:: ENTRIES PROVIDED

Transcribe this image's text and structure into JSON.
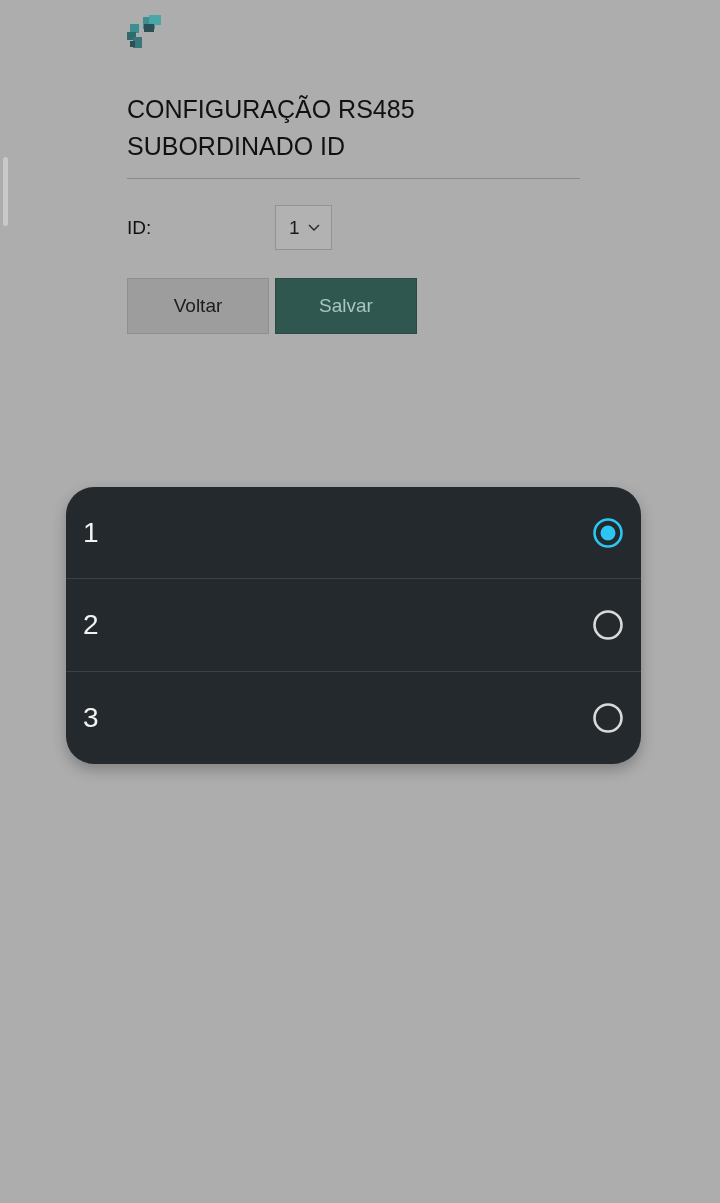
{
  "header": {
    "title": "CONFIGURAÇÃO RS485 SUBORDINADO ID"
  },
  "form": {
    "id_label": "ID:",
    "id_select": {
      "value": "1"
    }
  },
  "buttons": [
    {
      "label": "Voltar",
      "kind": "secondary"
    },
    {
      "label": "Salvar",
      "kind": "primary"
    }
  ],
  "picker": {
    "options": [
      {
        "label": "1",
        "selected": true
      },
      {
        "label": "2",
        "selected": false
      },
      {
        "label": "3",
        "selected": false
      }
    ]
  }
}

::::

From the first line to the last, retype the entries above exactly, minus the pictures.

- **FINISHED TASK**:
Transcribe this image's text and structure into JSON.
{
  "header": {
    "title": "CONFIGURAÇÃO RS485 SUBORDINADO ID"
  },
  "form": {
    "id_label": "ID:",
    "id_select": {
      "value": "1"
    }
  },
  "buttons": [
    {
      "label": "Voltar",
      "kind": "secondary"
    },
    {
      "label": "Salvar",
      "kind": "primary"
    }
  ],
  "picker": {
    "options": [
      {
        "label": "1",
        "selected": true
      },
      {
        "label": "2",
        "selected": false
      },
      {
        "label": "3",
        "selected": false
      }
    ]
  }
}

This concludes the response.